- _TASK DETAILS_
Look through the listing below and report the lines that have the word "data" in them.

- _SOURCE INFORMATION_
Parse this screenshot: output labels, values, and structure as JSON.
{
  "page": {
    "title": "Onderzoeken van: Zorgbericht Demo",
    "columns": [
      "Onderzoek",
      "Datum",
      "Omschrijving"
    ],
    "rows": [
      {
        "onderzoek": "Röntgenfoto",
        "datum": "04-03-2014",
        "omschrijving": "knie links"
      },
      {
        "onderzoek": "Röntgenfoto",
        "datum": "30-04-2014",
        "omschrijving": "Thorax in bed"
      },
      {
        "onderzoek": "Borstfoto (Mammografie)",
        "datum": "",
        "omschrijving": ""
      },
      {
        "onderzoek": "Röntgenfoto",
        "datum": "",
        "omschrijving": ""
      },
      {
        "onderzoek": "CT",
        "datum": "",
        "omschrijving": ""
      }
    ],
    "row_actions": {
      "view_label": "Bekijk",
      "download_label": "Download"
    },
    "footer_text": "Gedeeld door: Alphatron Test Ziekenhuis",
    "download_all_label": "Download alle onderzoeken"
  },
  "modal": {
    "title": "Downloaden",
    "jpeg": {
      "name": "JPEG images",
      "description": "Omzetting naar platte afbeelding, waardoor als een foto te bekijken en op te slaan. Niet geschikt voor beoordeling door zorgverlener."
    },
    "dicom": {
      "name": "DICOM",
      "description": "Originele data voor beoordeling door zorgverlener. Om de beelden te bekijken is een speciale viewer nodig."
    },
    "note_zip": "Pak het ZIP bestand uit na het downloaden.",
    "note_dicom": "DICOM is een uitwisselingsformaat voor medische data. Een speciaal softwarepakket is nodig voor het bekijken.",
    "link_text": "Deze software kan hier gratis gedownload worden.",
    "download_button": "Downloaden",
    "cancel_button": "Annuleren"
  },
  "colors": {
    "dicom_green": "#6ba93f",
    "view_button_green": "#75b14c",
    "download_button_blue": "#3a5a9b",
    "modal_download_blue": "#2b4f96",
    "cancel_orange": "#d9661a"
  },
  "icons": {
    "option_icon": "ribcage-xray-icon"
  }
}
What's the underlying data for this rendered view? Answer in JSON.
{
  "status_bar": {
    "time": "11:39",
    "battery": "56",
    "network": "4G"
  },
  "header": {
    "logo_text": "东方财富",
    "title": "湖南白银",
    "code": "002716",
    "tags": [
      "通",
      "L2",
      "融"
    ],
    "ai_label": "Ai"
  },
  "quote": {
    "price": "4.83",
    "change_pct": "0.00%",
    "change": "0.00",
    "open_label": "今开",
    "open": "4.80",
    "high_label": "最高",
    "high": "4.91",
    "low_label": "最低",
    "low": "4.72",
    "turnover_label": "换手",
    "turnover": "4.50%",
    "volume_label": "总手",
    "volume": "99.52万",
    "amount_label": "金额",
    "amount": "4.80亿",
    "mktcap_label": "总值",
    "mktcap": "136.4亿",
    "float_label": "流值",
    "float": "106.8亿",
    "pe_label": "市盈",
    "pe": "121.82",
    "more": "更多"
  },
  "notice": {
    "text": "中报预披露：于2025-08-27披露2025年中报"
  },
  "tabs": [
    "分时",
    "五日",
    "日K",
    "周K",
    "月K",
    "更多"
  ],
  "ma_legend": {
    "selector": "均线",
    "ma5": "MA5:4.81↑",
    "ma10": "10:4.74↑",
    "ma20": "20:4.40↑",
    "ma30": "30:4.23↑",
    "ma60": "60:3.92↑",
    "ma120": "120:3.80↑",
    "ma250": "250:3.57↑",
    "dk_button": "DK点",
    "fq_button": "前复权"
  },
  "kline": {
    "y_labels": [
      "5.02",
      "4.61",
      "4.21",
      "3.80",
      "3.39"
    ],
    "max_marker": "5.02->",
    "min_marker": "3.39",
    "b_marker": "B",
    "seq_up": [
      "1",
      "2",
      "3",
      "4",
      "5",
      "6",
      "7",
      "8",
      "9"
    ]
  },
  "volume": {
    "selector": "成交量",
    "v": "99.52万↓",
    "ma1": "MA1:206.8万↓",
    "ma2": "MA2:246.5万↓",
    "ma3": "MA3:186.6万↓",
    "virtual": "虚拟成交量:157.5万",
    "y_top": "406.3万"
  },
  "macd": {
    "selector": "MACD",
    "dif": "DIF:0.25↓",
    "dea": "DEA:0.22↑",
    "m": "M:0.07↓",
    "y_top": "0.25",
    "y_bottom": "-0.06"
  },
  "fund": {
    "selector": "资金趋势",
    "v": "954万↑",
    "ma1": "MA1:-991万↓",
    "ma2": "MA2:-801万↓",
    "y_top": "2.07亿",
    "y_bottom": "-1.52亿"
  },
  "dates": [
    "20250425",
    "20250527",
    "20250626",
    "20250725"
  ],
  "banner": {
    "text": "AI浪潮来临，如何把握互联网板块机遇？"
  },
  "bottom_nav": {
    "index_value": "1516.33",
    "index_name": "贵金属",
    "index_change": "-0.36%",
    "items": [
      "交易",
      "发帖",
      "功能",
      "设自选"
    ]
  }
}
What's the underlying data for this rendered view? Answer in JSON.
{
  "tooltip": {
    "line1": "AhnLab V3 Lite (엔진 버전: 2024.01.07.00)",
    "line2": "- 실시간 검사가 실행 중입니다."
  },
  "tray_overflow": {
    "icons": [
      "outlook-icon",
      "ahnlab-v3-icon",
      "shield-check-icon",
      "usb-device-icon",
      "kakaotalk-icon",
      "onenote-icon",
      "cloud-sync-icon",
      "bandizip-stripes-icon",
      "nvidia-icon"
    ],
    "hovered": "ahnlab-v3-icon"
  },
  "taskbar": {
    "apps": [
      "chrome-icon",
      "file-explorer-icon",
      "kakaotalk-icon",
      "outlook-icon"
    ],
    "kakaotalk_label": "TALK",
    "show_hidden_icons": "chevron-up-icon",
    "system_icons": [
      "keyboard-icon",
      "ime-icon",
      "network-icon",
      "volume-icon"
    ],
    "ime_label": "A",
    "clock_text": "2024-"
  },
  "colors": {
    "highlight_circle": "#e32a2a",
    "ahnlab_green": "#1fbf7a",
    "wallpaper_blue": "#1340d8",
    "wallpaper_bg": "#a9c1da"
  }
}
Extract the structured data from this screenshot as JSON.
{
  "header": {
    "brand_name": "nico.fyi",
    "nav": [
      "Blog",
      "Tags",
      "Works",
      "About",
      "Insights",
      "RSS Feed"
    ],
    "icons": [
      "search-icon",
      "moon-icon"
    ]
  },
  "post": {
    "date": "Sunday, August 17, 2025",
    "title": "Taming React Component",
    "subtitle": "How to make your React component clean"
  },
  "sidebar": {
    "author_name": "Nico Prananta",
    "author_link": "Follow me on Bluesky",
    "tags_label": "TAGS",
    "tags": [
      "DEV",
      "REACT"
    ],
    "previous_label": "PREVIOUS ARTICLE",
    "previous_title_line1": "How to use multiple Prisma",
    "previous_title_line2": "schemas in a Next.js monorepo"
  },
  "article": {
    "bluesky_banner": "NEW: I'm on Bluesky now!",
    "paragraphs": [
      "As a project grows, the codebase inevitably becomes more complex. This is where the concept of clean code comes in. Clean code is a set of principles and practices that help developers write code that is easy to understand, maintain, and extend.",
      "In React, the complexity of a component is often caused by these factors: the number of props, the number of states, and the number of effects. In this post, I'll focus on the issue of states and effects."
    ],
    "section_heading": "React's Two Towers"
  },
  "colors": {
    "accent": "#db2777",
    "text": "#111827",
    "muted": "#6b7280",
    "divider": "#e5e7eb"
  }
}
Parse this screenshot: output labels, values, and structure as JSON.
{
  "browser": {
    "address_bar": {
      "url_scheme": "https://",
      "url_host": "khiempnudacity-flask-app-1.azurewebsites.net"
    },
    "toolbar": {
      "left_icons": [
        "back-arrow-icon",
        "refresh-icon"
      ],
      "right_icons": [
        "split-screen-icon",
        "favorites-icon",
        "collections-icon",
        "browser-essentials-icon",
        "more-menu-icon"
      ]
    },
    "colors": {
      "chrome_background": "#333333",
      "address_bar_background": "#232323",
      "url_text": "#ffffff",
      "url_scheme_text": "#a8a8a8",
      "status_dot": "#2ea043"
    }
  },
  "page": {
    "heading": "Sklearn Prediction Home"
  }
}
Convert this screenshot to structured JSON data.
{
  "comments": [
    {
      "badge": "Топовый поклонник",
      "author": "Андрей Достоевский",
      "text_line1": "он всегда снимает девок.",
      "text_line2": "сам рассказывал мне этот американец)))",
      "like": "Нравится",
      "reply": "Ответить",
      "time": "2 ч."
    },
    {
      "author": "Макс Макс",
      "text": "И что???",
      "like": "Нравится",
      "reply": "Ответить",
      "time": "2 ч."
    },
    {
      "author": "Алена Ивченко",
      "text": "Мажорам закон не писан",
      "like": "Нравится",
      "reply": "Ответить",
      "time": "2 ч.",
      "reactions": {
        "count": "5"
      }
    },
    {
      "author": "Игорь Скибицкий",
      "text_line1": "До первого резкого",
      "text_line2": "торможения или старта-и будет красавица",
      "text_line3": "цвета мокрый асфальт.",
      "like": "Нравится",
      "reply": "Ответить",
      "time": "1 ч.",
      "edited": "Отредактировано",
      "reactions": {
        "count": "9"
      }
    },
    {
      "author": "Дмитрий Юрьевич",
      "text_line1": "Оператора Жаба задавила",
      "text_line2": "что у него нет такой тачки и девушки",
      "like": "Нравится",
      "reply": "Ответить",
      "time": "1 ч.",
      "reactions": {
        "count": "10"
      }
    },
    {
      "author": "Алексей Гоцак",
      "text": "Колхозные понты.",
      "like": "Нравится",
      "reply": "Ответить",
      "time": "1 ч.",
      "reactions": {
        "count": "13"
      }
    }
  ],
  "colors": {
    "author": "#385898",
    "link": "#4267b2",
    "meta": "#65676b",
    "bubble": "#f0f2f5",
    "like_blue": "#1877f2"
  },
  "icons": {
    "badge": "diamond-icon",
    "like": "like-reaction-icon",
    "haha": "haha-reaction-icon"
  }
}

- _RESPONSE TO THE EXERCISE_
      "description": "Originele data voor beoordeling door zorgverlener. Om de beelden te bekijken is een speciale viewer nodig."
    "note_dicom": "DICOM is een uitwisselingsformaat voor medische data. Een speciaal softwarepakket is nodig voor het bekijken.",
What's the underlying data for this rendered view? Answer in JSON.
What's the underlying data for this rendered view? Answer in JSON.
Extract the structured data from this screenshot as JSON.
Convert this screenshot to structured JSON data.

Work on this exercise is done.